You asked what the picture on non-HD signals would look like if not stretched, well the picture would look normal, but it wouldn't fill the whole screen, you would have "black bars" on the sides. Take this into account too because the screen is obviously not viewing at its actual size. Example, my 52" TV when viewing in 4:3 mode becomes a 42" TV. Another example, the Sony 34XBR960 is an awesome (tube) TV, but if you view in 4:3 mode that 34" picture is now 28"; this was a huge turn off to me as that was much smaller than I wanted, but that is me.
Lastly, non-HD channels can at times leave you wondering why you spent the money, but HD is the future, it is my suggestion to buy with that in mind.
C/Net has 10 buying tips that are quite good.
Another note, I made a change this weekend that brought my experience much closer to love than love / hate, I changed from using a coax connection to RCA's and for whatever reason this was a big improvement. I should note that the piece of coax I was using didn't look the best. Anyway, this is something you may want to experiment with.
Given the dearth of HDTV offerings, I opted for a EDTV Plasma. I find DVD and HDVT signals look simply amazing. At a normal (greater than 8 foot) viewing distance, I couldn't tell the difference between a true HDTV and EDTV from a digital cable source. (Lets face it the difference between 480P and 1080i is only about 10% because of the interlacing).
The justified (i.e. stretched at the sides) setting take a few days to get used to the distortion, but now I only am aware of it during fast horizontal panning.
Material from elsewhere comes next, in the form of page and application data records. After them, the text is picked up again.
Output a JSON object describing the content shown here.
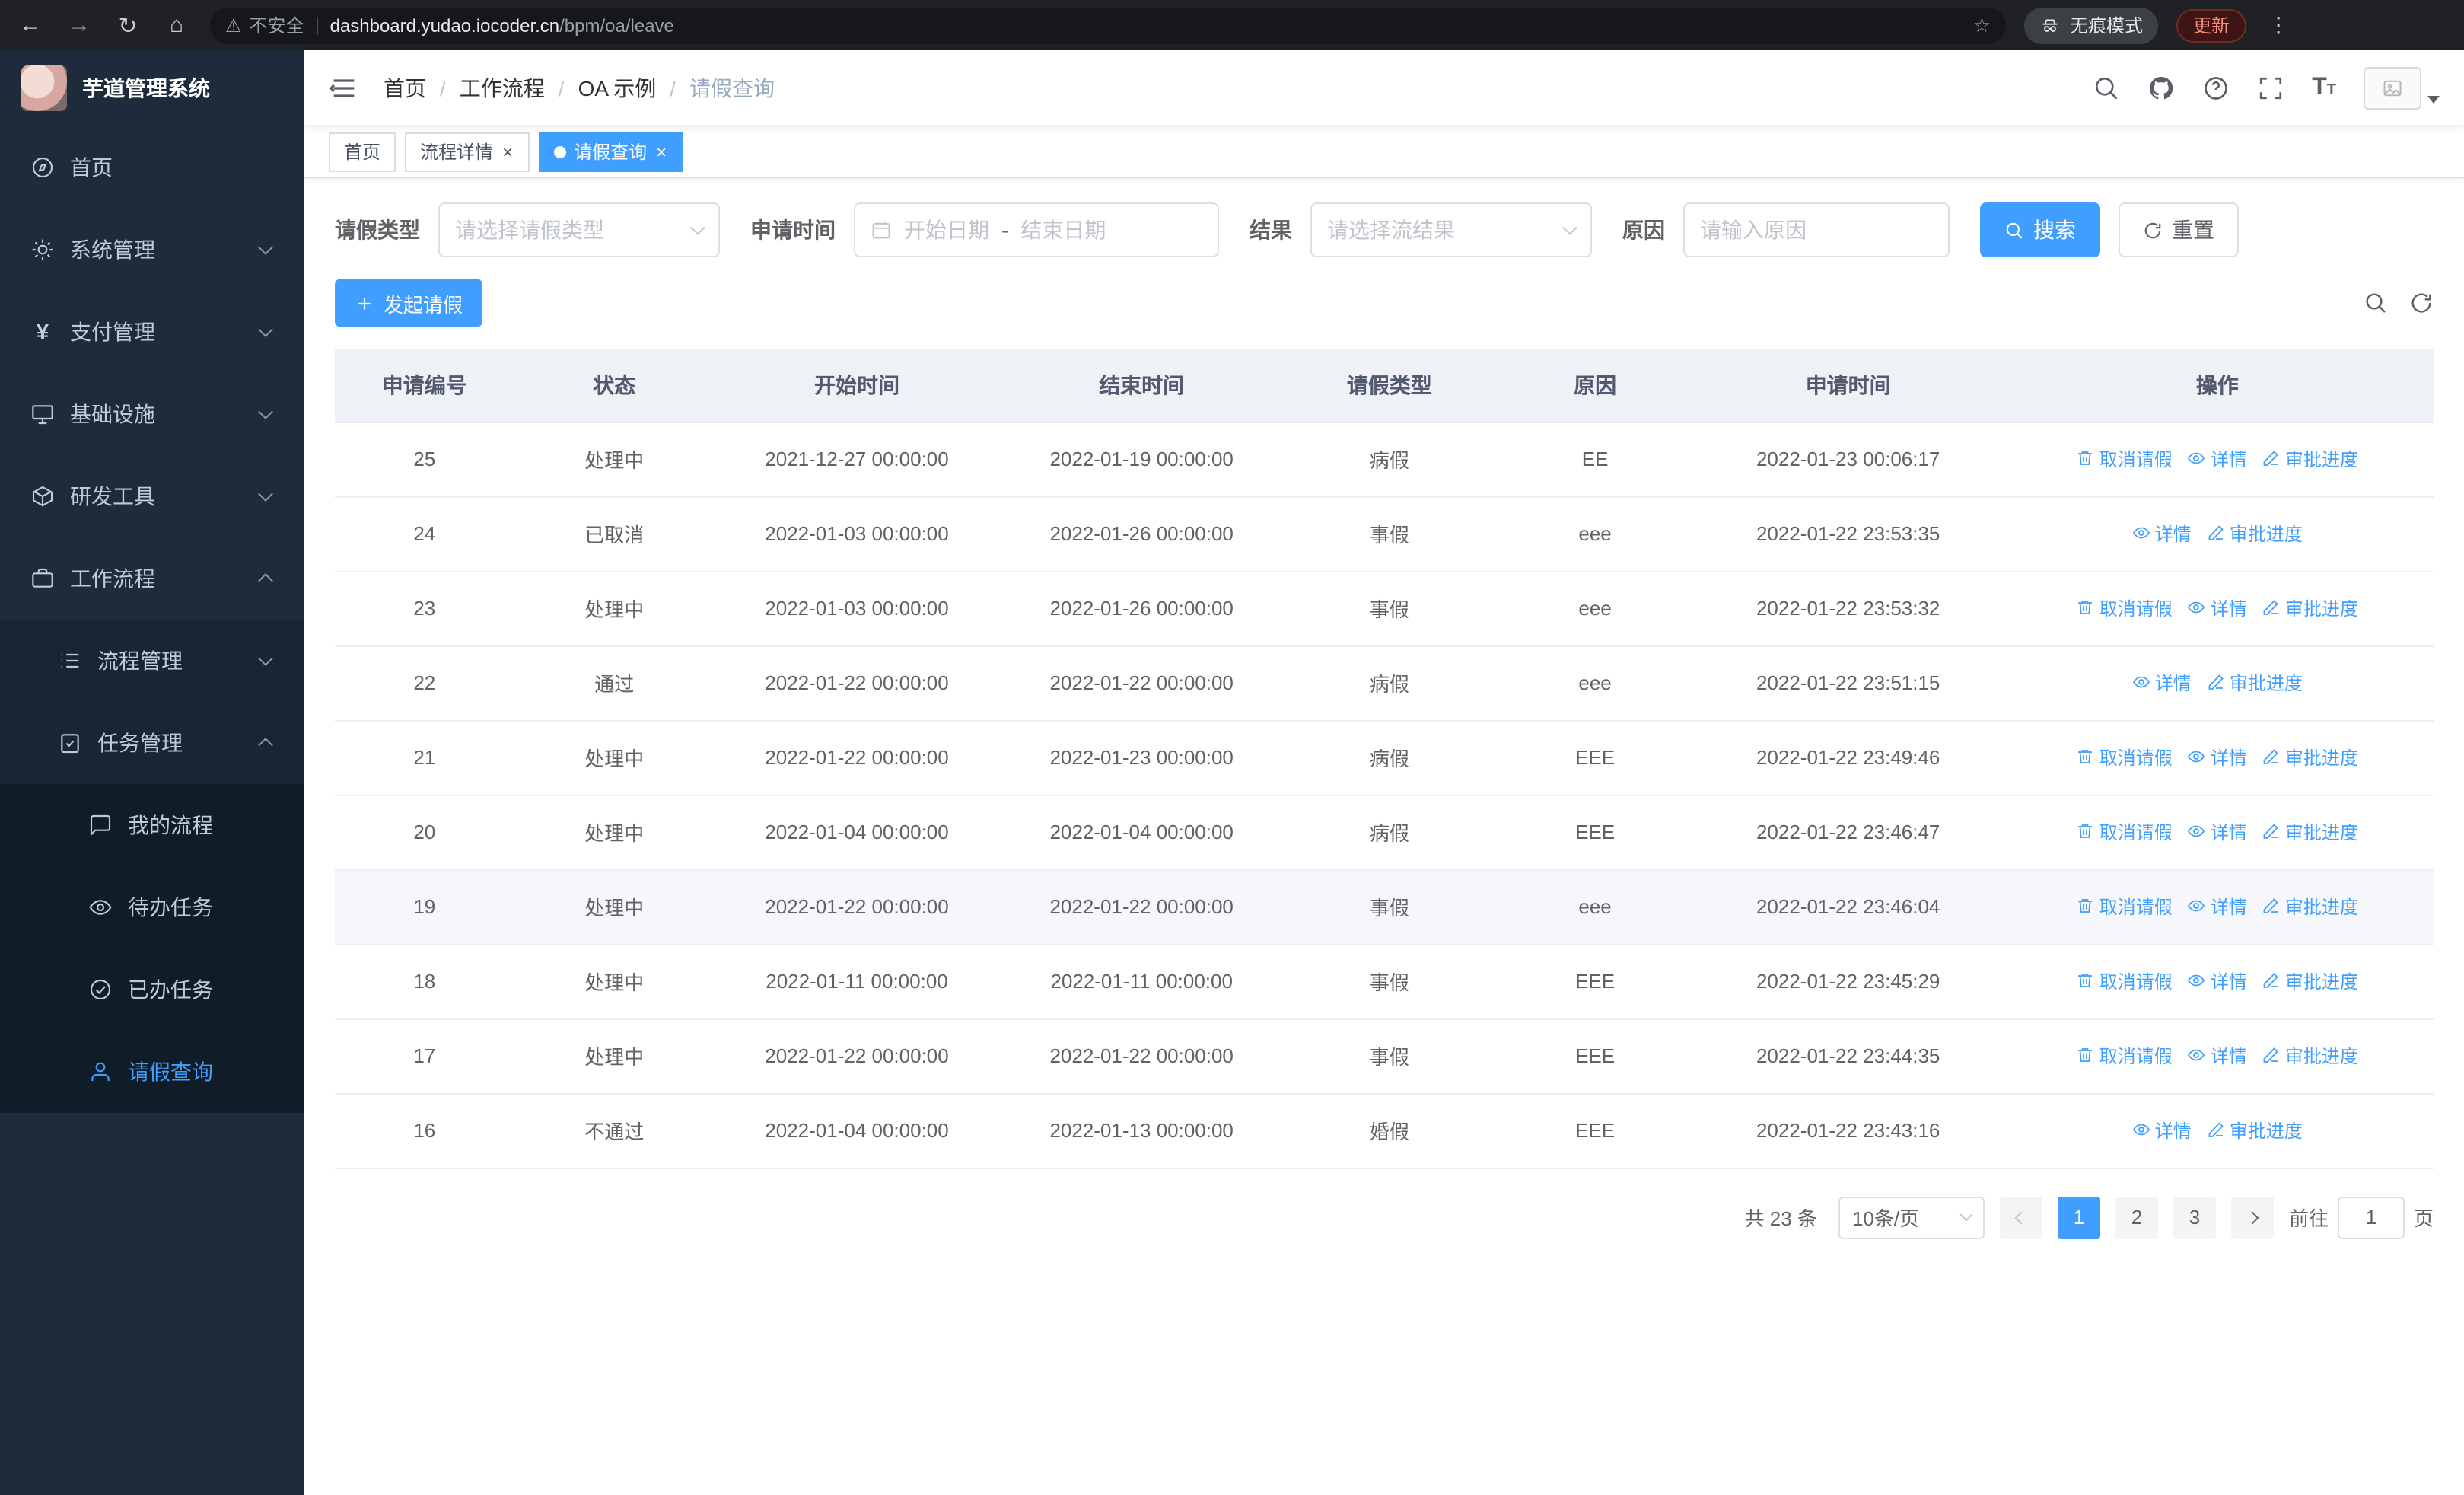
{
  "browser": {
    "security_label": "不安全",
    "url_host": "dashboard.yudao.iocoder.cn",
    "url_path": "/bpm/oa/leave",
    "incognito_label": "无痕模式",
    "update_label": "更新"
  },
  "sidebar": {
    "app_title": "芋道管理系统",
    "items": [
      {
        "label": "首页"
      },
      {
        "label": "系统管理"
      },
      {
        "label": "支付管理"
      },
      {
        "label": "基础设施"
      },
      {
        "label": "研发工具"
      },
      {
        "label": "工作流程"
      }
    ],
    "workflow_children": [
      {
        "label": "流程管理"
      },
      {
        "label": "任务管理"
      }
    ],
    "task_children": [
      {
        "label": "我的流程"
      },
      {
        "label": "待办任务"
      },
      {
        "label": "已办任务"
      },
      {
        "label": "请假查询"
      }
    ]
  },
  "header": {
    "breadcrumb": [
      "首页",
      "工作流程",
      "OA 示例",
      "请假查询"
    ]
  },
  "tabs": [
    {
      "label": "首页"
    },
    {
      "label": "流程详情"
    },
    {
      "label": "请假查询"
    }
  ],
  "filters": {
    "leave_type_label": "请假类型",
    "leave_type_placeholder": "请选择请假类型",
    "apply_time_label": "申请时间",
    "start_date_placeholder": "开始日期",
    "range_separator": "-",
    "end_date_placeholder": "结束日期",
    "result_label": "结果",
    "result_placeholder": "请选择流结果",
    "reason_label": "原因",
    "reason_placeholder": "请输入原因",
    "search_label": "搜索",
    "reset_label": "重置"
  },
  "toolbar": {
    "create_label": "发起请假"
  },
  "table": {
    "columns": [
      "申请编号",
      "状态",
      "开始时间",
      "结束时间",
      "请假类型",
      "原因",
      "申请时间",
      "操作"
    ],
    "action_labels": {
      "cancel": "取消请假",
      "detail": "详情",
      "progress": "审批进度"
    },
    "rows": [
      {
        "id": "25",
        "status": "处理中",
        "start": "2021-12-27 00:00:00",
        "end": "2022-01-19 00:00:00",
        "type": "病假",
        "reason": "EE",
        "applied": "2022-01-23 00:06:17",
        "actions": [
          "cancel",
          "detail",
          "progress"
        ]
      },
      {
        "id": "24",
        "status": "已取消",
        "start": "2022-01-03 00:00:00",
        "end": "2022-01-26 00:00:00",
        "type": "事假",
        "reason": "eee",
        "applied": "2022-01-22 23:53:35",
        "actions": [
          "detail",
          "progress"
        ]
      },
      {
        "id": "23",
        "status": "处理中",
        "start": "2022-01-03 00:00:00",
        "end": "2022-01-26 00:00:00",
        "type": "事假",
        "reason": "eee",
        "applied": "2022-01-22 23:53:32",
        "actions": [
          "cancel",
          "detail",
          "progress"
        ]
      },
      {
        "id": "22",
        "status": "通过",
        "start": "2022-01-22 00:00:00",
        "end": "2022-01-22 00:00:00",
        "type": "病假",
        "reason": "eee",
        "applied": "2022-01-22 23:51:15",
        "actions": [
          "detail",
          "progress"
        ]
      },
      {
        "id": "21",
        "status": "处理中",
        "start": "2022-01-22 00:00:00",
        "end": "2022-01-23 00:00:00",
        "type": "病假",
        "reason": "EEE",
        "applied": "2022-01-22 23:49:46",
        "actions": [
          "cancel",
          "detail",
          "progress"
        ]
      },
      {
        "id": "20",
        "status": "处理中",
        "start": "2022-01-04 00:00:00",
        "end": "2022-01-04 00:00:00",
        "type": "病假",
        "reason": "EEE",
        "applied": "2022-01-22 23:46:47",
        "actions": [
          "cancel",
          "detail",
          "progress"
        ]
      },
      {
        "id": "19",
        "status": "处理中",
        "start": "2022-01-22 00:00:00",
        "end": "2022-01-22 00:00:00",
        "type": "事假",
        "reason": "eee",
        "applied": "2022-01-22 23:46:04",
        "actions": [
          "cancel",
          "detail",
          "progress"
        ],
        "highlight": true
      },
      {
        "id": "18",
        "status": "处理中",
        "start": "2022-01-11 00:00:00",
        "end": "2022-01-11 00:00:00",
        "type": "事假",
        "reason": "EEE",
        "applied": "2022-01-22 23:45:29",
        "actions": [
          "cancel",
          "detail",
          "progress"
        ]
      },
      {
        "id": "17",
        "status": "处理中",
        "start": "2022-01-22 00:00:00",
        "end": "2022-01-22 00:00:00",
        "type": "事假",
        "reason": "EEE",
        "applied": "2022-01-22 23:44:35",
        "actions": [
          "cancel",
          "detail",
          "progress"
        ]
      },
      {
        "id": "16",
        "status": "不通过",
        "start": "2022-01-04 00:00:00",
        "end": "2022-01-13 00:00:00",
        "type": "婚假",
        "reason": "EEE",
        "applied": "2022-01-22 23:43:16",
        "actions": [
          "detail",
          "progress"
        ]
      }
    ]
  },
  "pagination": {
    "total_label": "共 23 条",
    "page_size_label": "10条/页",
    "pages": [
      "1",
      "2",
      "3"
    ],
    "goto_label": "前往",
    "goto_value": "1",
    "page_label": "页"
  },
  "colors": {
    "accent": "#409eff",
    "sidebar_bg": "#1d2b3a"
  }
}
I prefer this setting to the risk of burn-in. I did notice that CBS-HD does vary the letter-boxed colors from black to a light gray during standard aspect-ratio broadcasts, so leaving the letter-boxing during those times may be fine.
Also, Time Warner Cable of NYC varies the quality of their DTV service. In other words, some standard-def channels are very clear, with a minimum of artifacts, while more obscure channels are noticeably more pixelated.
I'd recommend a decent-quality component video cable. Personally, my experience is that the limiting factor is the source not the cable. You may want to test out a few set-ups, and find the right price-performance level for your taste. IMHO, if you like the picture and sound, just enjoy it. Often I feel too many people get hung-up on squeezing the last 1% of signal out of a system instead of the programming that's being played.
I have 2 different component video cable - an Acoustic Research that I bought fairly inexpensively at a big box store and the cable that Time Warner included with the HD cable box. Both work fine for me, which is good because I'm not in the market to purchase a $100 component video cable.
This probably isn't terribly helpful, I know, but the person above that said that the source is more important than the cable is probably right, though opinions vary greatly.